__Exercise instructions__:
Return every line of the data below that includes the string "igång".

━━━ Recorded information

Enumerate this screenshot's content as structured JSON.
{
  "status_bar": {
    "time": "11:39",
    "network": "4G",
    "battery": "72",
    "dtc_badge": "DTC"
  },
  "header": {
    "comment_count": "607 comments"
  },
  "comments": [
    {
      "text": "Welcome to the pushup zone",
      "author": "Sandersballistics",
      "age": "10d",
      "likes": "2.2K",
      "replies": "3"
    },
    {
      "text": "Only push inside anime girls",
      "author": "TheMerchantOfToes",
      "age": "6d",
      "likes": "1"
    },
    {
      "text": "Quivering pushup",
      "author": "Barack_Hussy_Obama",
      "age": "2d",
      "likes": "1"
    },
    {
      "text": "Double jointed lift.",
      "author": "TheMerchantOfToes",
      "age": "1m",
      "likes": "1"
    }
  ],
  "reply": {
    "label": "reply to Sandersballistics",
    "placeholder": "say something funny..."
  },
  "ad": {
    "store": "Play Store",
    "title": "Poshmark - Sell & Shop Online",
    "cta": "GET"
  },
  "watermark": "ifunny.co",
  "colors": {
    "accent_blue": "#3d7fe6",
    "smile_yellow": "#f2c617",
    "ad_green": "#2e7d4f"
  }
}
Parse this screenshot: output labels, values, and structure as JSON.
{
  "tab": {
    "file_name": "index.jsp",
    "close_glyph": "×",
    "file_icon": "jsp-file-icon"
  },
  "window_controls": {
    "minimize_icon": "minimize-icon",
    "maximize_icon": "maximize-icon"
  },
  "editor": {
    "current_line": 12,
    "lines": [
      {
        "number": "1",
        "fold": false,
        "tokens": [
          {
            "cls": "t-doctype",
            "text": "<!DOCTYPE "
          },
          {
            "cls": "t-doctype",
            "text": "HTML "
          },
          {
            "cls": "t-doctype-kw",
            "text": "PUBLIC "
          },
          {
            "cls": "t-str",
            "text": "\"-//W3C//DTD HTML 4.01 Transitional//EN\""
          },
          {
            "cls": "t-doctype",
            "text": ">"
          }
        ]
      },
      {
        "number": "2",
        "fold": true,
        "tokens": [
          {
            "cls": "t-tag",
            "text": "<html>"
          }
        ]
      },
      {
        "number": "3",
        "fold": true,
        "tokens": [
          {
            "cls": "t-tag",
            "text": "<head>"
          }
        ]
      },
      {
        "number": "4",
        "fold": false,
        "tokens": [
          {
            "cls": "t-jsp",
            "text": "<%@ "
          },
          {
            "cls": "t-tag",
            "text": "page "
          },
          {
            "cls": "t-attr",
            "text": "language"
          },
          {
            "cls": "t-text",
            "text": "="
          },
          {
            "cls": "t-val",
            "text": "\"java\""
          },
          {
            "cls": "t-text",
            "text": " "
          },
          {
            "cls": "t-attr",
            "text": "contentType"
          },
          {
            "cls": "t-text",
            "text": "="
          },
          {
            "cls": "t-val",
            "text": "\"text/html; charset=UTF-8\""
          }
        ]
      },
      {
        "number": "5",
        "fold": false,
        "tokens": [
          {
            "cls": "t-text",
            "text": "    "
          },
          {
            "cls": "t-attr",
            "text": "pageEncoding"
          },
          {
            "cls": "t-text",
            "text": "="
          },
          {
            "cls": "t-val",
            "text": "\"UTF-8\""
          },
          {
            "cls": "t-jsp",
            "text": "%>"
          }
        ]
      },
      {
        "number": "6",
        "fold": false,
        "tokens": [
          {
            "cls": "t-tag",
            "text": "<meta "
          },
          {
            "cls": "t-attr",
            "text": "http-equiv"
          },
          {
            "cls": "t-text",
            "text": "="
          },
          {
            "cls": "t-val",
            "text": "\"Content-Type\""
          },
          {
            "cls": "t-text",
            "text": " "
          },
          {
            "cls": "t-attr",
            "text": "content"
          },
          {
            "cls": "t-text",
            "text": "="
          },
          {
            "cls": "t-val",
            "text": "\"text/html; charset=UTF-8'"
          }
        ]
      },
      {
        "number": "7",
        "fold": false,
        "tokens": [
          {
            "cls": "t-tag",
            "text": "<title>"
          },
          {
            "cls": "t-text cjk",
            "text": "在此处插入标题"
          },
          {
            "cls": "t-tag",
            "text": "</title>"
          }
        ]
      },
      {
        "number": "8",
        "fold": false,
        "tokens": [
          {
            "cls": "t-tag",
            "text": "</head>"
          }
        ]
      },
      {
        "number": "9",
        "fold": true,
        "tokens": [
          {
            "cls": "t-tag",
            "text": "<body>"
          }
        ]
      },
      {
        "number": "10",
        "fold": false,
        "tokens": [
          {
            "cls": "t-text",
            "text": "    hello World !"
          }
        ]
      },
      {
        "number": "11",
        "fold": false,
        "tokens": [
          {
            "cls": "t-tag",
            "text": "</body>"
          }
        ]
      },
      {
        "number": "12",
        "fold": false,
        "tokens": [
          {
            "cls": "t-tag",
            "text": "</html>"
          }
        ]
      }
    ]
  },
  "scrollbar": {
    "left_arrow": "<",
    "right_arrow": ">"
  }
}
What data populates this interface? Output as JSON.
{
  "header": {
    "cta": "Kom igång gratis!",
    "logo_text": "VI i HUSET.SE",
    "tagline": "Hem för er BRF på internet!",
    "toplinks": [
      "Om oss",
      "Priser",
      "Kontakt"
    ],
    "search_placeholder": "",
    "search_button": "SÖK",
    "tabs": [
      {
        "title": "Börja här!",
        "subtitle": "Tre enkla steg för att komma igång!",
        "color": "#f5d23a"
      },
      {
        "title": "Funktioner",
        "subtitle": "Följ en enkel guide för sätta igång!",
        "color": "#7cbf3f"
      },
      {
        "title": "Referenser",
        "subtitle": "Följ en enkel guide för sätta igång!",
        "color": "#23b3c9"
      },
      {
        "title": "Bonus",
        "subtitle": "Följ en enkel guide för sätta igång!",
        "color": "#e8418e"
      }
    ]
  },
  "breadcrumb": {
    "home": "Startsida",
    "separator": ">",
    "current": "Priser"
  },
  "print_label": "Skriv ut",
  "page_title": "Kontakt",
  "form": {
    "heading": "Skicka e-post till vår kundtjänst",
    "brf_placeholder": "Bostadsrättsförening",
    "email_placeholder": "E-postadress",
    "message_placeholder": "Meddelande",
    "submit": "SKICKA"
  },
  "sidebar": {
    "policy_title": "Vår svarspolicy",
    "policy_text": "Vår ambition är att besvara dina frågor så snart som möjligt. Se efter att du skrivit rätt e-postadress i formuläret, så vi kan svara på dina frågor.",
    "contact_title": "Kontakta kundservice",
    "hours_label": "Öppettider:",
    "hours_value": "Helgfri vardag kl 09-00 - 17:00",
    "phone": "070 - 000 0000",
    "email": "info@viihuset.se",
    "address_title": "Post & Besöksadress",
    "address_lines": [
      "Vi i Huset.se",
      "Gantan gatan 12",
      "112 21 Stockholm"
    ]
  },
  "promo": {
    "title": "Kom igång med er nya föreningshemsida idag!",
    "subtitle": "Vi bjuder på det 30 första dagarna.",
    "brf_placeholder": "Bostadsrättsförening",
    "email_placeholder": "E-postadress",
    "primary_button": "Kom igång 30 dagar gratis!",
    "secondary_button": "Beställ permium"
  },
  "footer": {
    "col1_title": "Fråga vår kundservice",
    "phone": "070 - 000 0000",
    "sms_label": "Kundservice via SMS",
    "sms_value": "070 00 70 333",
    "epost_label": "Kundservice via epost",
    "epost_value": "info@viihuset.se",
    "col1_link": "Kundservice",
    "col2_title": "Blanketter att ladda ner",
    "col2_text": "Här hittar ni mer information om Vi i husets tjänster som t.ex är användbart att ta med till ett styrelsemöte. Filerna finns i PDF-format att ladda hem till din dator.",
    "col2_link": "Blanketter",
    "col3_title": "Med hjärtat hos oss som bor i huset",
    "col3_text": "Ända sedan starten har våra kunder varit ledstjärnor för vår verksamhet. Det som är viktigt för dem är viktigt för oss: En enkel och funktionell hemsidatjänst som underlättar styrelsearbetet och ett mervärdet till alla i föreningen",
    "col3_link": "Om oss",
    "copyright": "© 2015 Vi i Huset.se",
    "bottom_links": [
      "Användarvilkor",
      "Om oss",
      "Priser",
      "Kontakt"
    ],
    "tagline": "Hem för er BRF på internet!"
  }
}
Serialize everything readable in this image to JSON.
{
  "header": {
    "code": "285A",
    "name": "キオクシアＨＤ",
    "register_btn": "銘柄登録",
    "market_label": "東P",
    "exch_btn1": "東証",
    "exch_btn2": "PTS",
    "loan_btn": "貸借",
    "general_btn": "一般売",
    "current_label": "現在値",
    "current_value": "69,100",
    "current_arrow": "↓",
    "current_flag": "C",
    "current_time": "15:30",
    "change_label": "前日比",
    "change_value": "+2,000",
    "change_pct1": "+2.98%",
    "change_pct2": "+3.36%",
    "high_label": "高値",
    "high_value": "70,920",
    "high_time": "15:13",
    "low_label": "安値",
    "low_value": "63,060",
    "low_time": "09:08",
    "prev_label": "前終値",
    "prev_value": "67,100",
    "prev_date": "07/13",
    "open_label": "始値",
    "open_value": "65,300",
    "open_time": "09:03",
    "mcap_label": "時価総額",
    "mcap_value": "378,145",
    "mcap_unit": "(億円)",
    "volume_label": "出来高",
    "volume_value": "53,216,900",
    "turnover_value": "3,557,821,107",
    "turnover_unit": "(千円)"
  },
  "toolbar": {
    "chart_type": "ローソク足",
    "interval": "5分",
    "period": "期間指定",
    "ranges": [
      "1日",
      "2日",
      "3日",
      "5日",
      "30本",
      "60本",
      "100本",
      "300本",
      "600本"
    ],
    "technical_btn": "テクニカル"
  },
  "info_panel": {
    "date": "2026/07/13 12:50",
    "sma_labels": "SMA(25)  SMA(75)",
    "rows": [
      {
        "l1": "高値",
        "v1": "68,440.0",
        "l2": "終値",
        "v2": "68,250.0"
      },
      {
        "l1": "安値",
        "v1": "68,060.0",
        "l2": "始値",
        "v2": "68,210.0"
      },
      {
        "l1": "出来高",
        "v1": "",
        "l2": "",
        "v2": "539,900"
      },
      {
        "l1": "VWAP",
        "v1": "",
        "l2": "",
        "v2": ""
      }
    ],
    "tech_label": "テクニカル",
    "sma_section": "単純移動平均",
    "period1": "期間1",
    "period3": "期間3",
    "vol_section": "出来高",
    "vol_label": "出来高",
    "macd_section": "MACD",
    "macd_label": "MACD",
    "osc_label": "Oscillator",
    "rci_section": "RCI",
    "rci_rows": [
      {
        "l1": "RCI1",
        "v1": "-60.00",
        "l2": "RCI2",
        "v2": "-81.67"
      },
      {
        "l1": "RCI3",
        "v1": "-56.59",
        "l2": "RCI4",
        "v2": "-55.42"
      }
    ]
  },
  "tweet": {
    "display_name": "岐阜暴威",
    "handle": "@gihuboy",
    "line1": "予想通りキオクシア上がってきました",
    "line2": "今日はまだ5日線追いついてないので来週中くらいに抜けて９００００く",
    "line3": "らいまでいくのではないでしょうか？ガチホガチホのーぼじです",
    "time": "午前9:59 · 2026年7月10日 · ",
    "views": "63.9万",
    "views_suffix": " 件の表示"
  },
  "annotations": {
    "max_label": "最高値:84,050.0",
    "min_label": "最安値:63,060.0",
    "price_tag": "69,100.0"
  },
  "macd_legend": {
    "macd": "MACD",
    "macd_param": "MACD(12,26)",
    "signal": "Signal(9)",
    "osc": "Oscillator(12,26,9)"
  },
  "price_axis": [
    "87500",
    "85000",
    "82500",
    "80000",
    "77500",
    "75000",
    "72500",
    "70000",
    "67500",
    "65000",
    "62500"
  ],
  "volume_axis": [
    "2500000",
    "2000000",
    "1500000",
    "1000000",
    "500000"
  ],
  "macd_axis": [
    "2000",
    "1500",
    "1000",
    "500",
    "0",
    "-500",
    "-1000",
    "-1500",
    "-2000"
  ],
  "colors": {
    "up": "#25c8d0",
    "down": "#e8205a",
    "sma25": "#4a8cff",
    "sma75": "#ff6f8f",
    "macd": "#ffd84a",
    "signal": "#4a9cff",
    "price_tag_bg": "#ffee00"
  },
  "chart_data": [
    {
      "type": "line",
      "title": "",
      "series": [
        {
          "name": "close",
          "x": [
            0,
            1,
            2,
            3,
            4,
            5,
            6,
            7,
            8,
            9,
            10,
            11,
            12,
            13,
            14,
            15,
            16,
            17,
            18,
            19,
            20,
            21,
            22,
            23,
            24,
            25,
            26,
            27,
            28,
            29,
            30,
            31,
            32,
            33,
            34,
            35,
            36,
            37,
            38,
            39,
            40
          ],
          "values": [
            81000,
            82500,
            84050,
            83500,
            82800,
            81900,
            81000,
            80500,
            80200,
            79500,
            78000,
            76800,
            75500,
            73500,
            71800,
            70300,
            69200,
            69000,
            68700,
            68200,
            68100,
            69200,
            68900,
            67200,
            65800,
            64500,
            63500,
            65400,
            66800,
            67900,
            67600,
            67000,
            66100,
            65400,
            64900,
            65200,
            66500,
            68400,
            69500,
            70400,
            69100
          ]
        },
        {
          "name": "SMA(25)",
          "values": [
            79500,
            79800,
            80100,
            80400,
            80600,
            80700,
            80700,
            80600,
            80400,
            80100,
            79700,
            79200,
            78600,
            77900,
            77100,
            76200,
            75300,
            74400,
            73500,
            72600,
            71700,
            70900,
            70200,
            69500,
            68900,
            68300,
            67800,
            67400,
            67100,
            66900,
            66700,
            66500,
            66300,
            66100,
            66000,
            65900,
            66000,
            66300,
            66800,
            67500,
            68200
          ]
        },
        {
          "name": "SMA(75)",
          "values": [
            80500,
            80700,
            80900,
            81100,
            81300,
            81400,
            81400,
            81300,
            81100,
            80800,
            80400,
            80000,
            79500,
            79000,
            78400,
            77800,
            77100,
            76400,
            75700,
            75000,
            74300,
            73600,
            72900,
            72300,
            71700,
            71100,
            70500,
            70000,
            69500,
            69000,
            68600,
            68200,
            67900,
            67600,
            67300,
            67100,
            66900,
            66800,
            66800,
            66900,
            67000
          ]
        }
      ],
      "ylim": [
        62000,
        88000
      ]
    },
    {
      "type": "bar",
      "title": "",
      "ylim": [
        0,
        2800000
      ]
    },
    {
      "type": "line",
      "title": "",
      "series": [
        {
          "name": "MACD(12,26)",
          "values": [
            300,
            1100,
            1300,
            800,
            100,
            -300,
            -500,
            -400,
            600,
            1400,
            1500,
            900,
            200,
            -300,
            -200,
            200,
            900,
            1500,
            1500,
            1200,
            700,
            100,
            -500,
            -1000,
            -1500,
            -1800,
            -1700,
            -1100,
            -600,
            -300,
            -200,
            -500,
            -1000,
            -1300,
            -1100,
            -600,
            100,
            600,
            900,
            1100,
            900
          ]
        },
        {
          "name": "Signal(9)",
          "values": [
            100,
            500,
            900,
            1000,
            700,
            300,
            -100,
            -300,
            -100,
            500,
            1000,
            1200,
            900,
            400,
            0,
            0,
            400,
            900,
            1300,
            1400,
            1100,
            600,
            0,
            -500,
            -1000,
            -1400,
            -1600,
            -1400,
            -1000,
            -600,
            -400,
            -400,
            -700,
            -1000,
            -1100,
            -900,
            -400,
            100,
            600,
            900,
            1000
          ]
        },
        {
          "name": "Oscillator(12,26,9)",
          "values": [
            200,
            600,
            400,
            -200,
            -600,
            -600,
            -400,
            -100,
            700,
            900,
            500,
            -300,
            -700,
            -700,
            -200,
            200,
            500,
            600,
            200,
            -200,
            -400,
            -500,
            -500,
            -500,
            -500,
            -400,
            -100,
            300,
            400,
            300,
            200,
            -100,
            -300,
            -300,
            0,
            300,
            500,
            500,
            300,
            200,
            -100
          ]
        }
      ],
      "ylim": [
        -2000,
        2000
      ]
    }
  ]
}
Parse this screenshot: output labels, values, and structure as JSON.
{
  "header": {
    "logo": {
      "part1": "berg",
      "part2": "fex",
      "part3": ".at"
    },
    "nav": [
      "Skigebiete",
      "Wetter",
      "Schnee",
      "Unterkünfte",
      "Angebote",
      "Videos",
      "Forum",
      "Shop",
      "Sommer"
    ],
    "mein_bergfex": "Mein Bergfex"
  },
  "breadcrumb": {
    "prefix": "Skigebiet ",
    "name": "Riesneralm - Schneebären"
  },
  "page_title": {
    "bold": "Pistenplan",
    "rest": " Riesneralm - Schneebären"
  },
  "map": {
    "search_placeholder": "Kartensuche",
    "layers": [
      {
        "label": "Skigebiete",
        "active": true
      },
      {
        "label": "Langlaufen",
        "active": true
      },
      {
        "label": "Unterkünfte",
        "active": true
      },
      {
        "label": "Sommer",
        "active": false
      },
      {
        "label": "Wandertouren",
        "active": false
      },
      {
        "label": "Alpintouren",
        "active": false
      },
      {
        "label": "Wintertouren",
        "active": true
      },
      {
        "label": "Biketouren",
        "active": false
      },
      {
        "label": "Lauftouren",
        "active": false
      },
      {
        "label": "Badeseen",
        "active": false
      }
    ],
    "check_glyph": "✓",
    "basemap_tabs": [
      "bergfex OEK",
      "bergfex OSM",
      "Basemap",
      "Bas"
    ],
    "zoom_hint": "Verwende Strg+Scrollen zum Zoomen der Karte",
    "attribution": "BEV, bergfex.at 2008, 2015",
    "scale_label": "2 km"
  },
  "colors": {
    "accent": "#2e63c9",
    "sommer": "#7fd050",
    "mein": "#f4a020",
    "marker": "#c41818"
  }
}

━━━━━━

__Answer space__:
    "cta": "Kom igång gratis!",
        "subtitle": "Tre enkla steg för att komma igång!",
        "subtitle": "Följ en enkel guide för sätta igång!",
        "subtitle": "Följ en enkel guide för sätta igång!",
        "subtitle": "Följ en enkel guide för sätta igång!",
    "title": "Kom igång med er nya föreningshemsida idag!",
    "primary_button": "Kom igång 30 dagar gratis!",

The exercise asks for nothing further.